■ YOUR TASK
Render every entry exactly as it appears.

■ RECORDS SHOWN

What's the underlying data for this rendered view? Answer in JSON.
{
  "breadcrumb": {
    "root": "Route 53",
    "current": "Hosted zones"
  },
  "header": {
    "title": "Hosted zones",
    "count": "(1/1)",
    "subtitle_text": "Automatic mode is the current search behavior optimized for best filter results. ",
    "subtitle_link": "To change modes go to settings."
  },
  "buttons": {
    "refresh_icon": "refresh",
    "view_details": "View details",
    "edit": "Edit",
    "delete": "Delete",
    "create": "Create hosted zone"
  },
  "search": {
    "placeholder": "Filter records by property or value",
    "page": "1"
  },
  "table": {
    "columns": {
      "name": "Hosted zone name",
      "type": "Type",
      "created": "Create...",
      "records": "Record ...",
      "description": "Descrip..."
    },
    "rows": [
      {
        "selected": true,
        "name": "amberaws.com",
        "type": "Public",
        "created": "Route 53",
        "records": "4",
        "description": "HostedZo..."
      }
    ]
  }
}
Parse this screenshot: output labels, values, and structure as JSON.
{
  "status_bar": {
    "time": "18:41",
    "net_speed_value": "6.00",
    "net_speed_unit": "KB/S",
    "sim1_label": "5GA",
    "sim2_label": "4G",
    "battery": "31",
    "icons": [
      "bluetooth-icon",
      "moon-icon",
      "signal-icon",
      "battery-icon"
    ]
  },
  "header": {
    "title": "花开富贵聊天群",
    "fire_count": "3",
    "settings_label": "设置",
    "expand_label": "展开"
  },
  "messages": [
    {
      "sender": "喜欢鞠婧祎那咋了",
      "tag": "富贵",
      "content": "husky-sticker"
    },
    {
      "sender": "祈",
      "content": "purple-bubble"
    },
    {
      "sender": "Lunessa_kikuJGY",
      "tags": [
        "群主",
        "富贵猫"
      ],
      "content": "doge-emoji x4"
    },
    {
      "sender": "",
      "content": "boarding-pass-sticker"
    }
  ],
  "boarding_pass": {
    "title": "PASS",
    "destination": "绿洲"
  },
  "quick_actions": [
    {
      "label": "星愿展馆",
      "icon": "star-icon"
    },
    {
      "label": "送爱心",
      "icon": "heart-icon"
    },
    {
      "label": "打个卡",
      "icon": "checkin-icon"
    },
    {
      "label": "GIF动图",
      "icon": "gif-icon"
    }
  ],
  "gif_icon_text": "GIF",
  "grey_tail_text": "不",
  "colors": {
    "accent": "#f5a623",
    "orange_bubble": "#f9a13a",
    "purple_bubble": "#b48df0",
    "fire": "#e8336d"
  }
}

■ ANSWER SECTION
What's the underlying data for this rendered view? Answer in JSON.
{
  "breadcrumb": {
    "root": "Route 53",
    "current": "Hosted zones"
  },
  "header": {
    "title": "Hosted zones",
    "count": "(1/1)",
    "subtitle_text": "Automatic mode is the current search behavior optimized for best filter results. ",
    "subtitle_link": "To change modes go to settings."
  },
  "buttons": {
    "refresh_icon": "refresh",
    "view_details": "View details",
    "edit": "Edit",
    "delete": "Delete",
    "create": "Create hosted zone"
  },
  "search": {
    "placeholder": "Filter records by property or value",
    "page": "1"
  },
  "table": {
    "columns": {
      "name": "Hosted zone name",
      "type": "Type",
      "created": "Create...",
      "records": "Record ...",
      "description": "Descrip..."
    },
    "rows": [
      {
        "selected": true,
        "name": "amberaws.com",
        "type": "Public",
        "created": "Route 53",
        "records": "4",
        "description": "HostedZo..."
      }
    ]
  }
}
Parse this screenshot: output labels, values, and structure as JSON.
{
  "status_bar": {
    "time": "18:41",
    "net_speed_value": "6.00",
    "net_speed_unit": "KB/S",
    "sim1_label": "5GA",
    "sim2_label": "4G",
    "battery": "31",
    "icons": [
      "bluetooth-icon",
      "moon-icon",
      "signal-icon",
      "battery-icon"
    ]
  },
  "header": {
    "title": "花开富贵聊天群",
    "fire_count": "3",
    "settings_label": "设置",
    "expand_label": "展开"
  },
  "messages": [
    {
      "sender": "喜欢鞠婧祎那咋了",
      "tag": "富贵",
      "content": "husky-sticker"
    },
    {
      "sender": "祈",
      "content": "purple-bubble"
    },
    {
      "sender": "Lunessa_kikuJGY",
      "tags": [
        "群主",
        "富贵猫"
      ],
      "content": "doge-emoji x4"
    },
    {
      "sender": "",
      "content": "boarding-pass-sticker"
    }
  ],
  "boarding_pass": {
    "title": "PASS",
    "destination": "绿洲"
  },
  "quick_actions": [
    {
      "label": "星愿展馆",
      "icon": "star-icon"
    },
    {
      "label": "送爱心",
      "icon": "heart-icon"
    },
    {
      "label": "打个卡",
      "icon": "checkin-icon"
    },
    {
      "label": "GIF动图",
      "icon": "gif-icon"
    }
  ],
  "gif_icon_text": "GIF",
  "grey_tail_text": "不",
  "colors": {
    "accent": "#f5a623",
    "orange_bubble": "#f9a13a",
    "purple_bubble": "#b48df0",
    "fire": "#e8336d"
  }
}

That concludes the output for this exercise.